• _Material provided_:
· · ·

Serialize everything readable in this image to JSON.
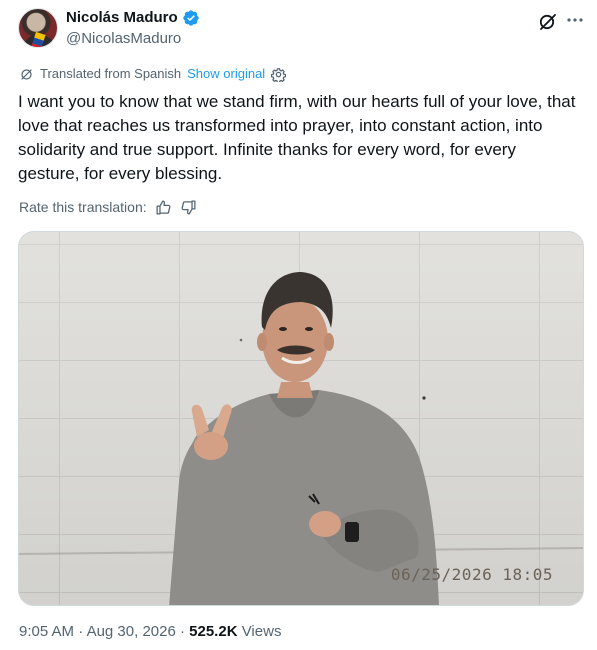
{
  "author": {
    "display_name": "Nicolás Maduro",
    "handle": "@NicolasMaduro",
    "verified": true,
    "verified_color": "#1d9bf0"
  },
  "translation": {
    "label": "Translated from Spanish",
    "show_original": "Show original",
    "rate_label": "Rate this translation:"
  },
  "tweet": {
    "text": "I want you to know that we stand firm, with our hearts full of your love, that love that reaches us transformed into prayer, into constant action, into solidarity and true support. Infinite thanks for every word, for every gesture, for every blessing."
  },
  "media": {
    "timestamp_overlay": "06/25/2026 18:05"
  },
  "meta": {
    "time": "9:05 AM",
    "separator": " · ",
    "date": "Aug 30, 2026",
    "views_count": "525.2K",
    "views_label": " Views"
  },
  "icons": {
    "grok": "grok-icon",
    "more": "more-icon",
    "translate": "translate-icon",
    "settings": "gear-icon",
    "thumbs_up": "thumbs-up-icon",
    "thumbs_down": "thumbs-down-icon"
  },
  "colors": {
    "text_primary": "#0f1419",
    "text_secondary": "#536471",
    "link": "#1d9bf0"
  }
}
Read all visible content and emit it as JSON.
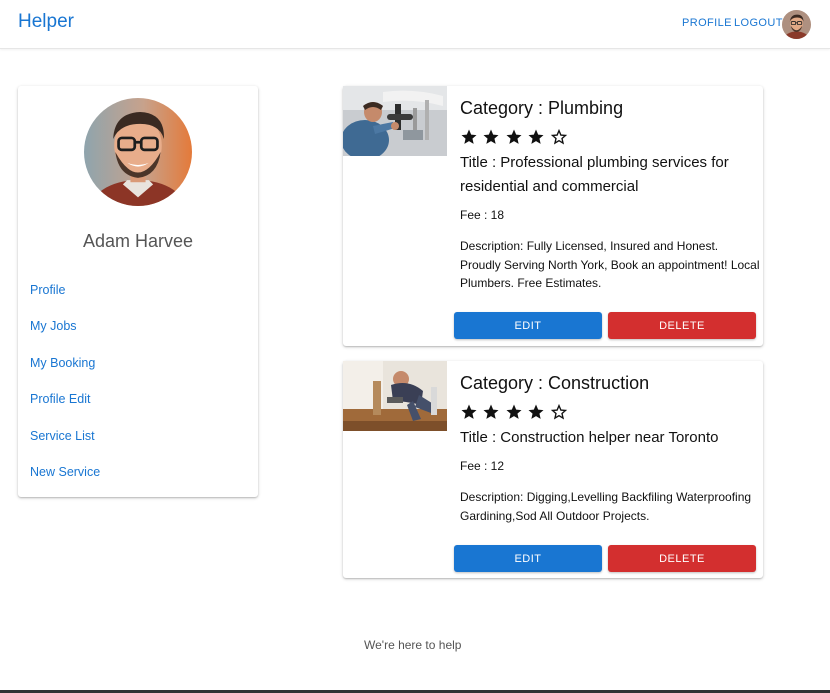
{
  "app": {
    "brand": "Helper"
  },
  "nav": {
    "profile": "PROFILE",
    "logout": "LOGOUT"
  },
  "profile": {
    "name": "Adam Harvee"
  },
  "sidebar": {
    "items": [
      {
        "label": "Profile"
      },
      {
        "label": "My Jobs"
      },
      {
        "label": "My Booking"
      },
      {
        "label": "Profile Edit"
      },
      {
        "label": "Service List"
      },
      {
        "label": "New Service"
      }
    ]
  },
  "services": [
    {
      "category": "Category : Plumbing",
      "rating": 4,
      "rating_max": 5,
      "title": "Title : Professional plumbing services for residential and commercial",
      "fee": "Fee : 18",
      "description": "Description: Fully Licensed, Insured and Honest. Proudly Serving North York, Book an appointment! Local Plumbers. Free Estimates.",
      "edit_label": "EDIT",
      "delete_label": "DELETE"
    },
    {
      "category": "Category : Construction",
      "rating": 4,
      "rating_max": 5,
      "title": "Title : Construction helper near Toronto",
      "fee": "Fee : 12",
      "description": "Description: Digging,Levelling Backfiling Waterproofing Gardining,Sod All Outdoor Projects.",
      "edit_label": "EDIT",
      "delete_label": "DELETE"
    }
  ],
  "footer": {
    "text": "We're here to help"
  },
  "colors": {
    "primary": "#1976d2",
    "danger": "#d32f2f"
  }
}
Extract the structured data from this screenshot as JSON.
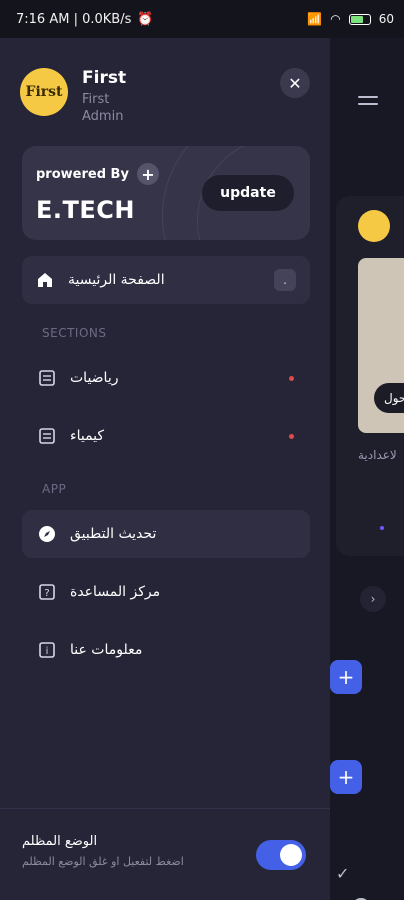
{
  "status_bar": {
    "time_and_speed": "7:16 AM | 0.0KB/s",
    "battery": "60"
  },
  "background_app": {
    "card_text": "لاعدادية",
    "pill_text": "حول"
  },
  "drawer": {
    "profile": {
      "avatar_text": "First",
      "name": "First",
      "subtitle": "First",
      "role": "Admin"
    },
    "promo": {
      "powered_label": "prowered By",
      "brand": "E.TECH",
      "update_label": "update"
    },
    "home": {
      "label": "الصفحة الرئيسية",
      "badge": "."
    },
    "sections_heading": "SECTIONS",
    "sections": [
      {
        "label": "رياضيات"
      },
      {
        "label": "كيمياء"
      }
    ],
    "app_heading": "APP",
    "app_items": [
      {
        "label": "تحديث التطبيق"
      },
      {
        "label": "مركز المساعدة"
      },
      {
        "label": "معلومات عنا"
      }
    ],
    "dark_mode": {
      "title": "الوضع المظلم",
      "subtitle": "اضغط لتفعيل او غلق الوضع المظلم",
      "enabled": true
    }
  },
  "colors": {
    "drawer_bg": "#262537",
    "accent": "#4460e6",
    "notification_dot": "#e04a4a"
  }
}
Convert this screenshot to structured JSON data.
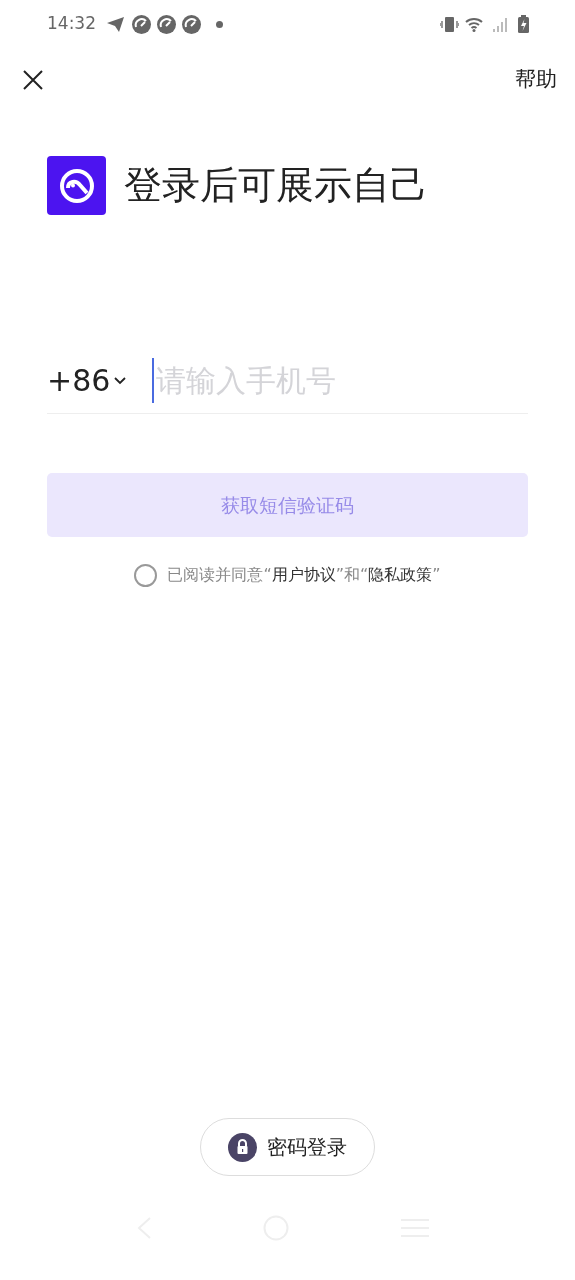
{
  "status_bar": {
    "time": "14:32"
  },
  "top_bar": {
    "help": "帮助"
  },
  "heading": "登录后可展示自己",
  "phone": {
    "country_code": "+86",
    "placeholder": "请输入手机号",
    "focused": true
  },
  "sms_button": {
    "label": "获取短信验证码",
    "disabled": true
  },
  "agreement": {
    "checked": false,
    "parts": [
      {
        "kind": "plain",
        "text": "已阅读并同意“"
      },
      {
        "kind": "link",
        "text": "用户协议"
      },
      {
        "kind": "plain",
        "text": "”和“"
      },
      {
        "kind": "link",
        "text": "隐私政策"
      },
      {
        "kind": "plain",
        "text": "”"
      }
    ]
  },
  "password_login": {
    "label": "密码登录"
  }
}
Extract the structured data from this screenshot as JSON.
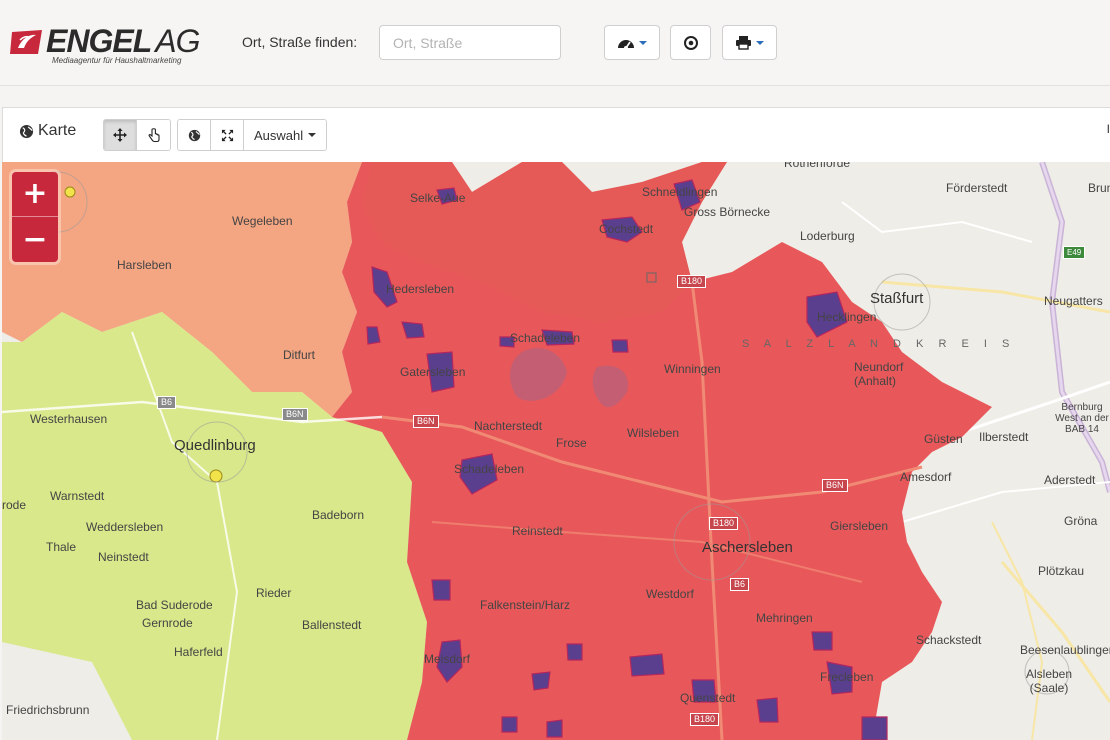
{
  "header": {
    "logo": {
      "name": "ENGEL",
      "suffix": "AG",
      "tagline": "Mediaagentur für Haushaltmarketing"
    },
    "search": {
      "label": "Ort, Straße finden:",
      "placeholder": "Ort, Straße",
      "value": ""
    },
    "buttons": [
      {
        "name": "dashboard-dropdown-button",
        "icon": "dashboard-icon",
        "has_caret": true
      },
      {
        "name": "locate-button",
        "icon": "target-icon",
        "has_caret": false
      },
      {
        "name": "print-dropdown-button",
        "icon": "print-icon",
        "has_caret": true
      }
    ]
  },
  "panel": {
    "title": "Karte",
    "title_icon": "globe-icon",
    "toolbar": {
      "pan_icon": "move-icon",
      "select_icon": "hand-pointer-icon",
      "globe_icon": "globe-icon",
      "fullscreen_icon": "expand-icon",
      "selection_label": "Auswahl"
    },
    "edge_text": "I"
  },
  "map": {
    "zoom_in": "+",
    "zoom_out": "−",
    "colors": {
      "selected_region": "#e8585a",
      "orange_region": "#f4a582",
      "green_region": "#d9e88a",
      "district": "#5b3f8f",
      "accent": "#c8283c"
    },
    "labels": [
      "Rothenförde",
      "Förderstedt",
      "Brum",
      "Selke-Aue",
      "Schneidlingen",
      "Gross Börnecke",
      "Wegeleben",
      "Loderburg",
      "Cochstedt",
      "Harsleben",
      "Hedersleben",
      "Staßfurt",
      "Neugatters",
      "Hecklingen",
      "Schadeleben",
      "Ditfurt",
      "S A L Z L A N D K R E I S",
      "Gatersleben",
      "Winningen",
      "Neundorf (Anhalt)",
      "Westerhausen",
      "Nachterstedt",
      "Frose",
      "Wilsleben",
      "Güsten",
      "Ilberstedt",
      "Quedlinburg",
      "Bernburg West an der BAB 14",
      "Warnstedt",
      "Schadeleben",
      "Amesdorf",
      "Aderstedt",
      "rode",
      "Weddersleben",
      "Badeborn",
      "Reinstedt",
      "Giersleben",
      "Gröna",
      "Thale",
      "Neinstedt",
      "Aschersleben",
      "Plötzkau",
      "Rieder",
      "Bad Suderode",
      "Gernrode",
      "Falkenstein/Harz",
      "Westdorf",
      "Mehringen",
      "Ballenstedt",
      "Schackstedt",
      "Haferfeld",
      "Meisdorf",
      "Beesenlaublingen",
      "Frecleben",
      "Alsleben (Saale)",
      "Quenstedt",
      "Friedrichsbrunn"
    ],
    "road_labels": [
      "B180",
      "B6",
      "B6N",
      "B6N",
      "B6N",
      "B6",
      "B180",
      "B180",
      "B6",
      "E49"
    ]
  }
}
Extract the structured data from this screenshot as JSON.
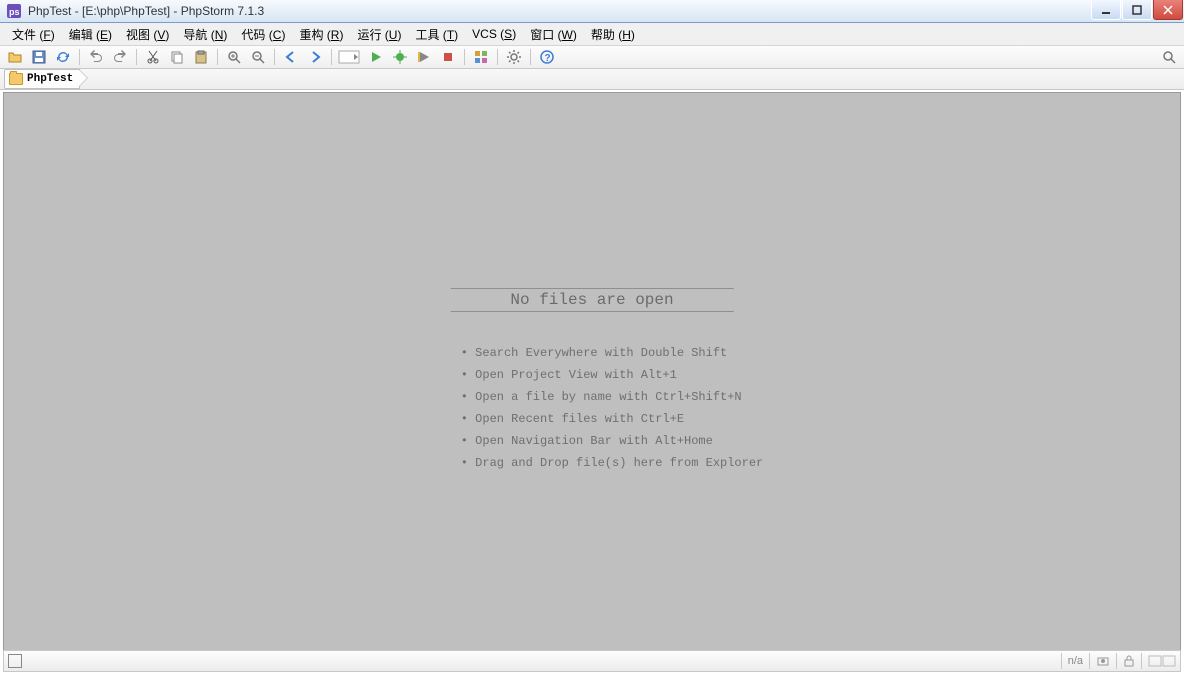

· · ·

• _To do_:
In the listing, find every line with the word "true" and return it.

• _Written answer_:
    "verified": true,
    "text": "I want you to know that we stand firm, with our hearts full of your love, that love that reaches us transformed into prayer, into constant action, into solidarity and true support. Infinite thanks for every word, for every gesture, for every blessing."
      "enabled": true
    "focused": true
    "disabled": true
        "has_caret": true
        "has_caret": true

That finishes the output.